When you’re struggling with a joyous or an unhappy or difficult life change, that change goes on for awhile – a transition period. It’s difficult to keep up with what was your regular life.
What do you know for sure? Not much at the time of changes. Manage your home, schedule, emotions? Exceedingly difficult, even for the most organized person you may know.Change is all about letting go.
Organizing systems and self-care will help tremendously, as you move through this transition time. Taking care of the basics (with organizing systems) and of your self (self-care/support) will make life easier on a daily basis.
In Nancy K. Schlossberg’s book,Overwhelmed: Coping with Life’s Ups and Downs, she suggests four areas of focus: Self, Situation, Strategies and Support. I’ve also had education and experience using A Life That Fits, an approach discussed in my organizer coaching program a few years ago. I’ve melded these to work in the organizing context as reorganize life to eventually move ahead.
Today’s focus: Supports – because there’s one key detail that’s different here.
When I was going through separation and a divorce, I didn’t do this on purpose, but I experienced the most amazing breadth and depth of support. Until that point in life, this was the most difficult life change I’d been through. (Of course, if you’ve been reading for awhile, you’ll know that I didn’t “just” get divorced. I went through lots of life changes, in a short period of time.)
The key is to get specific on the type of support you need. So here is my example:
I felt like I needed a big sister, even though I don’t have one in my family. I found one, though, in an older, wiser, close, lifetime friend. No judgment, just encouragement to do what was right for me, listening when I needed to talk, and talking when I needed not to talk. Comfortable when she asked if I wanted someone to go with me to divorce proceedings.
Family/extended family. The people who would ask because they cared: What happened? Who wanted to try to understand. The ones who surround you with love and support, no matter what. And may I say, I really learned about having extended family at this time. Very powerful and comforting.
Closest friends. Say anything and know it`s confidential. Do fun things together to create a new social life. Friends, wine, cribbage, & pizza. Sharing feelings and stories.
New community to belong to. My friends at my then-new church community. The place that makes the world feel a bit smaller. Got me out of the house and belonging somewhere.

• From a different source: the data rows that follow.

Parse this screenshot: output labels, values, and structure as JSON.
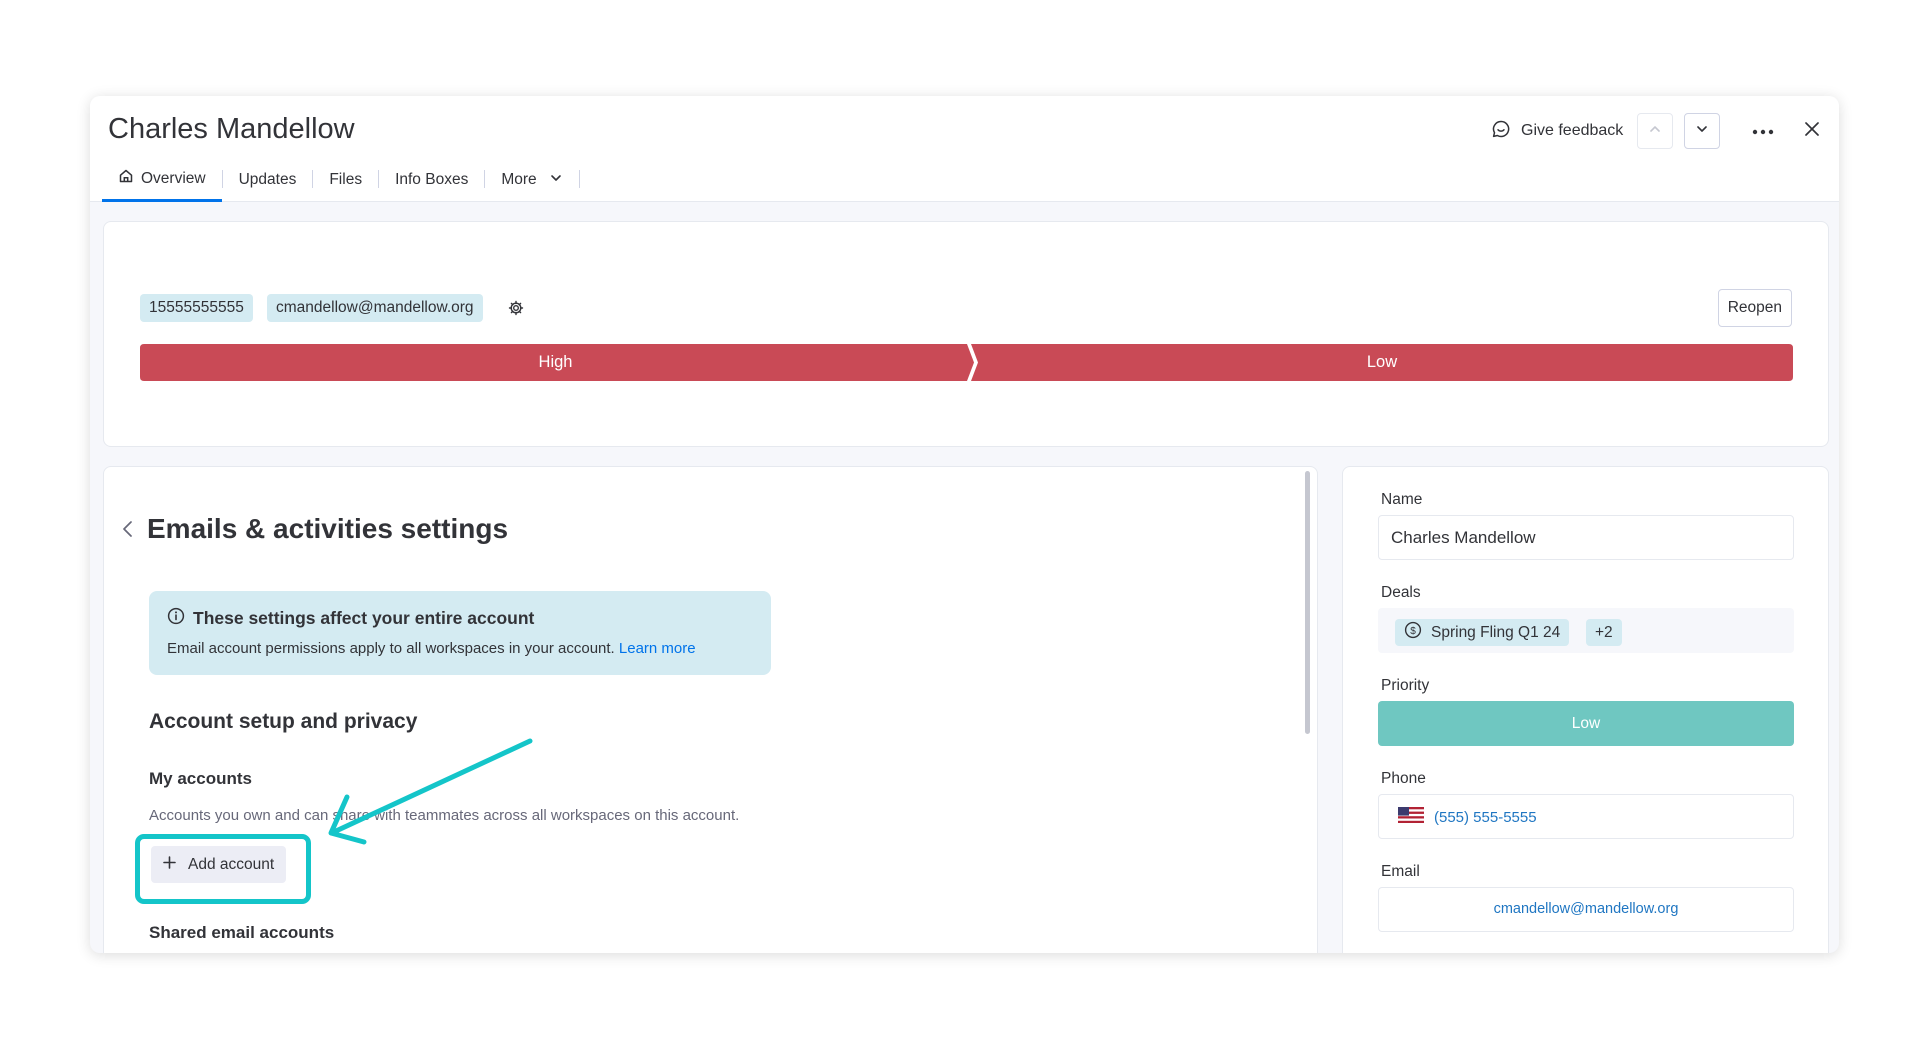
{
  "window": {
    "title": "Charles Mandellow",
    "feedback_label": "Give feedback"
  },
  "tabs": [
    {
      "label": "Overview",
      "active": true,
      "icon": "home-icon"
    },
    {
      "label": "Updates"
    },
    {
      "label": "Files"
    },
    {
      "label": "Info Boxes"
    },
    {
      "label": "More",
      "icon": "chevron-down-icon"
    }
  ],
  "summary": {
    "phone_chip": "15555555555",
    "email_chip": "cmandellow@mandellow.org",
    "reopen_label": "Reopen",
    "stages": [
      {
        "label": "High",
        "color": "#c94a56"
      },
      {
        "label": "Low",
        "color": "#c94a56"
      }
    ]
  },
  "settings": {
    "back_icon": "chevron-left-icon",
    "title": "Emails & activities settings",
    "info_title": "These settings affect your entire account",
    "info_body": "Email account permissions apply to all workspaces in your account.",
    "info_link": "Learn more",
    "section_title": "Account setup and privacy",
    "my_accounts_title": "My accounts",
    "my_accounts_desc": "Accounts you own and can share with teammates across all workspaces on this account.",
    "add_account_label": "Add account",
    "shared_title": "Shared email accounts"
  },
  "details": {
    "name_label": "Name",
    "name_value": "Charles Mandellow",
    "deals_label": "Deals",
    "deal_value": "Spring Fling Q1 24",
    "deal_more": "+2",
    "priority_label": "Priority",
    "priority_value": "Low",
    "phone_label": "Phone",
    "phone_value": "(555) 555-5555",
    "email_label": "Email",
    "email_value": "cmandellow@mandellow.org"
  },
  "colors": {
    "accent": "#0073ea",
    "stage_red": "#c94a56",
    "priority_teal": "#6fc7c1",
    "chip_blue": "#d4ebf2",
    "annotation_teal": "#14c5c9",
    "link": "#1f76c2"
  }
}
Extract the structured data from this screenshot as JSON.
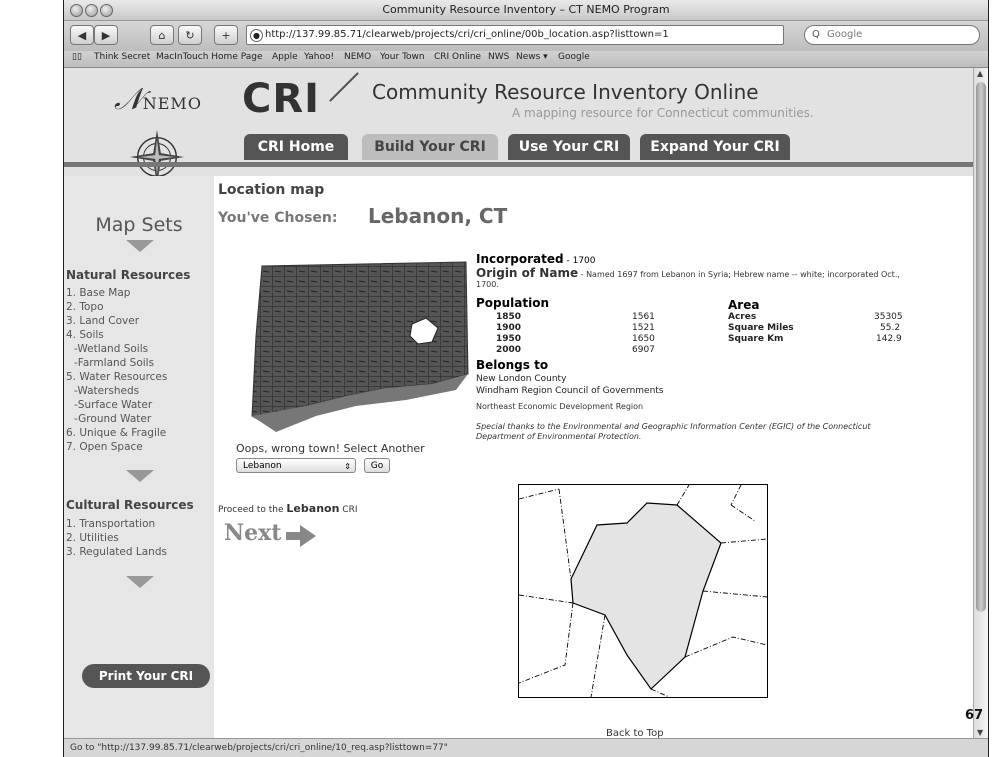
{
  "window": {
    "title": "Community Resource Inventory – CT NEMO Program"
  },
  "toolbar": {
    "back": "◀",
    "forward": "▶",
    "home": "⌂",
    "reload": "↻",
    "add": "+",
    "url": "http://137.99.85.71/clearweb/projects/cri/cri_online/00b_location.asp?listtown=1",
    "search_placeholder": "Google"
  },
  "bookmarks": [
    "Think Secret",
    "MacInTouch Home Page",
    "Apple",
    "Yahoo!",
    "NEMO",
    "Your Town",
    "CRI Online",
    "NWS",
    "News ▾",
    "Google"
  ],
  "header": {
    "nemo": "NEMO",
    "cri": "CRI",
    "title": "Community Resource Inventory Online",
    "subtitle": "A mapping resource for Connecticut communities.",
    "tabs": [
      "CRI Home",
      "Build Your CRI",
      "Use Your CRI",
      "Expand Your CRI"
    ]
  },
  "sidebar": {
    "map_sets": "Map Sets",
    "natural_heading": "Natural Resources",
    "natural_items": [
      "1. Base Map",
      "2. Topo",
      "3. Land Cover",
      "4. Soils",
      "-Wetland Soils",
      "-Farmland Soils",
      "5. Water Resources",
      "-Watersheds",
      "-Surface Water",
      "-Ground Water",
      "6. Unique & Fragile",
      "7. Open Space"
    ],
    "cultural_heading": "Cultural Resources",
    "cultural_items": [
      "1. Transportation",
      "2. Utilities",
      "3. Regulated Lands"
    ],
    "print": "Print Your CRI"
  },
  "main": {
    "heading": "Location map",
    "chosen_label": "You've Chosen:",
    "town": "Lebanon, CT",
    "incorporated_label": "Incorporated",
    "incorporated_value": "- 1700",
    "origin_label": "Origin of Name",
    "origin_value": "- Named 1697 from Lebanon in Syria; Hebrew name -- white; incorporated Oct., 1700.",
    "population_label": "Population",
    "population": [
      {
        "year": "1850",
        "value": "1561"
      },
      {
        "year": "1900",
        "value": "1521"
      },
      {
        "year": "1950",
        "value": "1650"
      },
      {
        "year": "2000",
        "value": "6907"
      }
    ],
    "area_label": "Area",
    "area": [
      {
        "label": "Acres",
        "value": "35305"
      },
      {
        "label": "Square Miles",
        "value": "55.2"
      },
      {
        "label": "Square Km",
        "value": "142.9"
      }
    ],
    "belongs_label": "Belongs to",
    "belongs": [
      "New London County",
      "Windham Region Council of Governments",
      "Northeast Economic Development Region"
    ],
    "thanks": "Special thanks to the Environmental and Geographic Information Center (EGIC) of the Connecticut Department of Environmental Protection.",
    "oops": "Oops, wrong town! Select Another",
    "select_value": "Lebanon",
    "go": "Go",
    "proceed_prefix": "Proceed to the",
    "proceed_town": "Lebanon",
    "proceed_suffix": "CRI",
    "next": "Next",
    "back_to_top": "Back to Top"
  },
  "status": "Go to \"http://137.99.85.71/clearweb/projects/cri/cri_online/10_req.asp?listtown=77\"",
  "page_number": "67",
  "colors": {
    "nav_dark": "#555555",
    "header_bg": "#e2e2e2",
    "sidebar_bg": "#e6e6e6",
    "town_fill": "#e4e4e4"
  }
}
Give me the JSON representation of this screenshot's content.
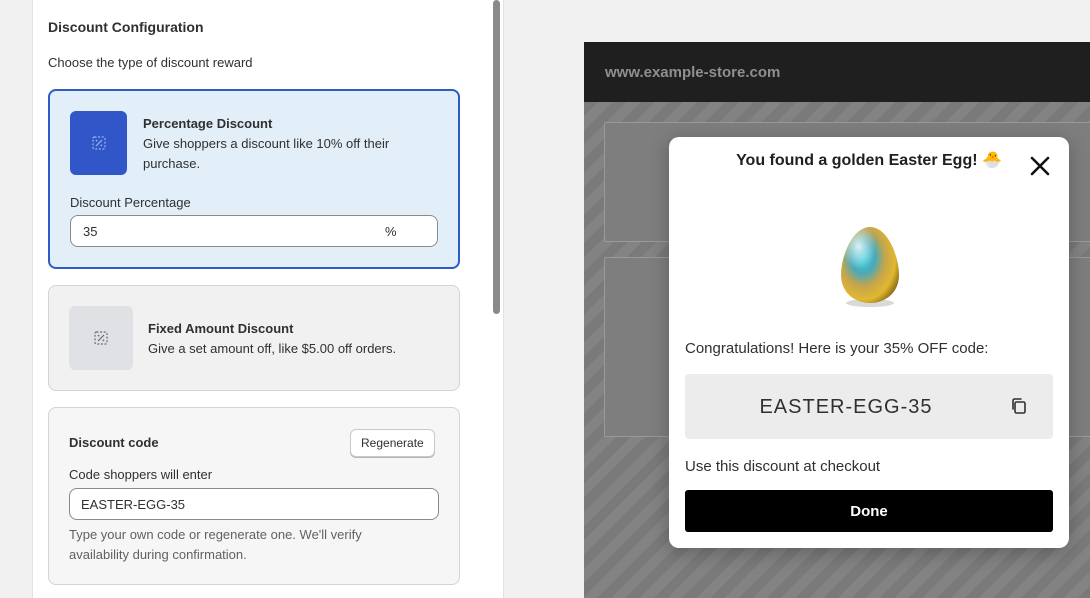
{
  "config": {
    "title": "Discount Configuration",
    "subtitle": "Choose the type of discount reward",
    "options": [
      {
        "title": "Percentage Discount",
        "description": "Give shoppers a discount like 10% off their purchase.",
        "icon": "discount-icon",
        "selected": true
      },
      {
        "title": "Fixed Amount Discount",
        "description": "Give a set amount off, like $5.00 off orders.",
        "icon": "discount-icon",
        "selected": false
      }
    ],
    "percentage": {
      "label": "Discount Percentage",
      "value": "35",
      "suffix": "%"
    },
    "discount_code": {
      "title": "Discount code",
      "regenerate_label": "Regenerate",
      "input_label": "Code shoppers will enter",
      "value": "EASTER-EGG-35",
      "help_text": "Type your own code or regenerate one. We'll verify availability during confirmation."
    }
  },
  "preview": {
    "store_url": "www.example-store.com",
    "modal": {
      "title": "You found a golden Easter Egg!",
      "title_emoji": "🐣",
      "congrats_text": "Congratulations! Here is your 35% OFF code:",
      "code": "EASTER-EGG-35",
      "use_text": "Use this discount at checkout",
      "done_label": "Done",
      "icons": {
        "close": "close-icon",
        "copy": "copy-icon",
        "egg": "golden-egg-image"
      }
    }
  },
  "colors": {
    "accent": "#2c5cc5",
    "selected_bg": "#e2eef8",
    "icon_bg": "#3056c7",
    "done_bg": "#000000"
  }
}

Another part of support can be people who handle practical details for you: errand running, lawn mowing, driving to dr.’s appointments, the trash pickup service. Or the broader community of friends who provide this practical level of support. For me, it was friends/family who packed me, moved me, found me the professionals I needed to begin anew.
We all talk about needing “support.” But what’s so powerful here is recognizing that there are different TYPES or levels of support.
Saying you need “support” is not enough if you’re going through a life change. Ask for what you need, specifically, and you’ll get through this more easily.
Tough to figure out, tough to ask but tougher if you don’t.
And for the most part, people will be honored that you did ask and included them in your support network.